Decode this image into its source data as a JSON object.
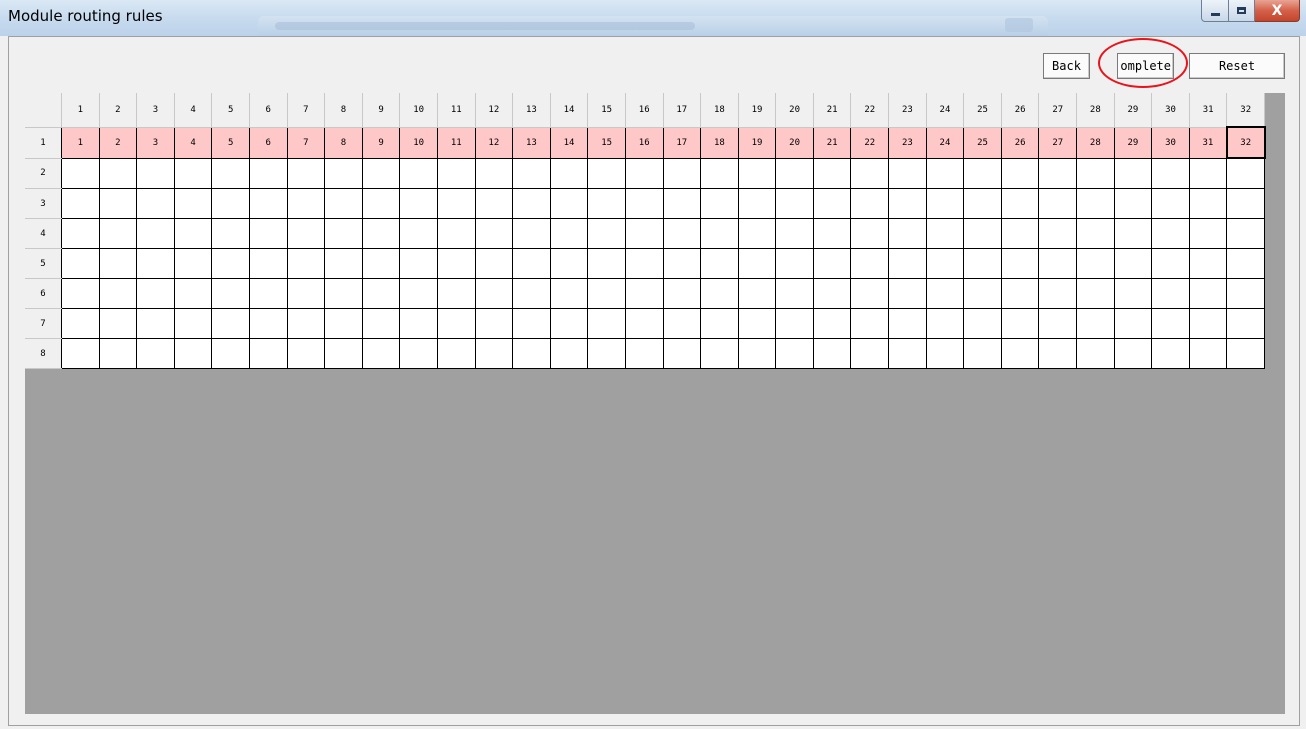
{
  "window": {
    "title": "Module routing rules",
    "close_glyph": "X"
  },
  "toolbar": {
    "back_label": "Back",
    "complete_label": "omplete",
    "reset_label": "Reset"
  },
  "grid": {
    "column_headers": [
      "1",
      "2",
      "3",
      "4",
      "5",
      "6",
      "7",
      "8",
      "9",
      "10",
      "11",
      "12",
      "13",
      "14",
      "15",
      "16",
      "17",
      "18",
      "19",
      "20",
      "21",
      "22",
      "23",
      "24",
      "25",
      "26",
      "27",
      "28",
      "29",
      "30",
      "31",
      "32"
    ],
    "row_headers": [
      "1",
      "2",
      "3",
      "4",
      "5",
      "6",
      "7",
      "8"
    ],
    "rows": [
      [
        "1",
        "2",
        "3",
        "4",
        "5",
        "6",
        "7",
        "8",
        "9",
        "10",
        "11",
        "12",
        "13",
        "14",
        "15",
        "16",
        "17",
        "18",
        "19",
        "20",
        "21",
        "22",
        "23",
        "24",
        "25",
        "26",
        "27",
        "28",
        "29",
        "30",
        "31",
        "32"
      ],
      [
        "",
        "",
        "",
        "",
        "",
        "",
        "",
        "",
        "",
        "",
        "",
        "",
        "",
        "",
        "",
        "",
        "",
        "",
        "",
        "",
        "",
        "",
        "",
        "",
        "",
        "",
        "",
        "",
        "",
        "",
        "",
        ""
      ],
      [
        "",
        "",
        "",
        "",
        "",
        "",
        "",
        "",
        "",
        "",
        "",
        "",
        "",
        "",
        "",
        "",
        "",
        "",
        "",
        "",
        "",
        "",
        "",
        "",
        "",
        "",
        "",
        "",
        "",
        "",
        "",
        ""
      ],
      [
        "",
        "",
        "",
        "",
        "",
        "",
        "",
        "",
        "",
        "",
        "",
        "",
        "",
        "",
        "",
        "",
        "",
        "",
        "",
        "",
        "",
        "",
        "",
        "",
        "",
        "",
        "",
        "",
        "",
        "",
        "",
        ""
      ],
      [
        "",
        "",
        "",
        "",
        "",
        "",
        "",
        "",
        "",
        "",
        "",
        "",
        "",
        "",
        "",
        "",
        "",
        "",
        "",
        "",
        "",
        "",
        "",
        "",
        "",
        "",
        "",
        "",
        "",
        "",
        "",
        ""
      ],
      [
        "",
        "",
        "",
        "",
        "",
        "",
        "",
        "",
        "",
        "",
        "",
        "",
        "",
        "",
        "",
        "",
        "",
        "",
        "",
        "",
        "",
        "",
        "",
        "",
        "",
        "",
        "",
        "",
        "",
        "",
        "",
        ""
      ],
      [
        "",
        "",
        "",
        "",
        "",
        "",
        "",
        "",
        "",
        "",
        "",
        "",
        "",
        "",
        "",
        "",
        "",
        "",
        "",
        "",
        "",
        "",
        "",
        "",
        "",
        "",
        "",
        "",
        "",
        "",
        "",
        ""
      ],
      [
        "",
        "",
        "",
        "",
        "",
        "",
        "",
        "",
        "",
        "",
        "",
        "",
        "",
        "",
        "",
        "",
        "",
        "",
        "",
        "",
        "",
        "",
        "",
        "",
        "",
        "",
        "",
        "",
        "",
        "",
        "",
        ""
      ]
    ],
    "mapped_row": 0,
    "current_cell": {
      "row": 0,
      "col": 31
    }
  },
  "colors": {
    "mapped_cell": "#ffc8c8",
    "empty_area": "#a0a0a0",
    "highlight_circle": "#e8141c"
  }
}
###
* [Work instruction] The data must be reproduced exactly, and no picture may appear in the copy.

* [Problem solution]
Decode this image into its source data as a JSON object.
{
  "window": {
    "title": "Module routing rules",
    "close_glyph": "X"
  },
  "toolbar": {
    "back_label": "Back",
    "complete_label": "omplete",
    "reset_label": "Reset"
  },
  "grid": {
    "column_headers": [
      "1",
      "2",
      "3",
      "4",
      "5",
      "6",
      "7",
      "8",
      "9",
      "10",
      "11",
      "12",
      "13",
      "14",
      "15",
      "16",
      "17",
      "18",
      "19",
      "20",
      "21",
      "22",
      "23",
      "24",
      "25",
      "26",
      "27",
      "28",
      "29",
      "30",
      "31",
      "32"
    ],
    "row_headers": [
      "1",
      "2",
      "3",
      "4",
      "5",
      "6",
      "7",
      "8"
    ],
    "rows": [
      [
        "1",
        "2",
        "3",
        "4",
        "5",
        "6",
        "7",
        "8",
        "9",
        "10",
        "11",
        "12",
        "13",
        "14",
        "15",
        "16",
        "17",
        "18",
        "19",
        "20",
        "21",
        "22",
        "23",
        "24",
        "25",
        "26",
        "27",
        "28",
        "29",
        "30",
        "31",
        "32"
      ],
      [
        "",
        "",
        "",
        "",
        "",
        "",
        "",
        "",
        "",
        "",
        "",
        "",
        "",
        "",
        "",
        "",
        "",
        "",
        "",
        "",
        "",
        "",
        "",
        "",
        "",
        "",
        "",
        "",
        "",
        "",
        "",
        ""
      ],
      [
        "",
        "",
        "",
        "",
        "",
        "",
        "",
        "",
        "",
        "",
        "",
        "",
        "",
        "",
        "",
        "",
        "",
        "",
        "",
        "",
        "",
        "",
        "",
        "",
        "",
        "",
        "",
        "",
        "",
        "",
        "",
        ""
      ],
      [
        "",
        "",
        "",
        "",
        "",
        "",
        "",
        "",
        "",
        "",
        "",
        "",
        "",
        "",
        "",
        "",
        "",
        "",
        "",
        "",
        "",
        "",
        "",
        "",
        "",
        "",
        "",
        "",
        "",
        "",
        "",
        ""
      ],
      [
        "",
        "",
        "",
        "",
        "",
        "",
        "",
        "",
        "",
        "",
        "",
        "",
        "",
        "",
        "",
        "",
        "",
        "",
        "",
        "",
        "",
        "",
        "",
        "",
        "",
        "",
        "",
        "",
        "",
        "",
        "",
        ""
      ],
      [
        "",
        "",
        "",
        "",
        "",
        "",
        "",
        "",
        "",
        "",
        "",
        "",
        "",
        "",
        "",
        "",
        "",
        "",
        "",
        "",
        "",
        "",
        "",
        "",
        "",
        "",
        "",
        "",
        "",
        "",
        "",
        ""
      ],
      [
        "",
        "",
        "",
        "",
        "",
        "",
        "",
        "",
        "",
        "",
        "",
        "",
        "",
        "",
        "",
        "",
        "",
        "",
        "",
        "",
        "",
        "",
        "",
        "",
        "",
        "",
        "",
        "",
        "",
        "",
        "",
        ""
      ],
      [
        "",
        "",
        "",
        "",
        "",
        "",
        "",
        "",
        "",
        "",
        "",
        "",
        "",
        "",
        "",
        "",
        "",
        "",
        "",
        "",
        "",
        "",
        "",
        "",
        "",
        "",
        "",
        "",
        "",
        "",
        "",
        ""
      ]
    ],
    "mapped_row": 0,
    "current_cell": {
      "row": 0,
      "col": 31
    }
  },
  "colors": {
    "mapped_cell": "#ffc8c8",
    "empty_area": "#a0a0a0",
    "highlight_circle": "#e8141c"
  }
}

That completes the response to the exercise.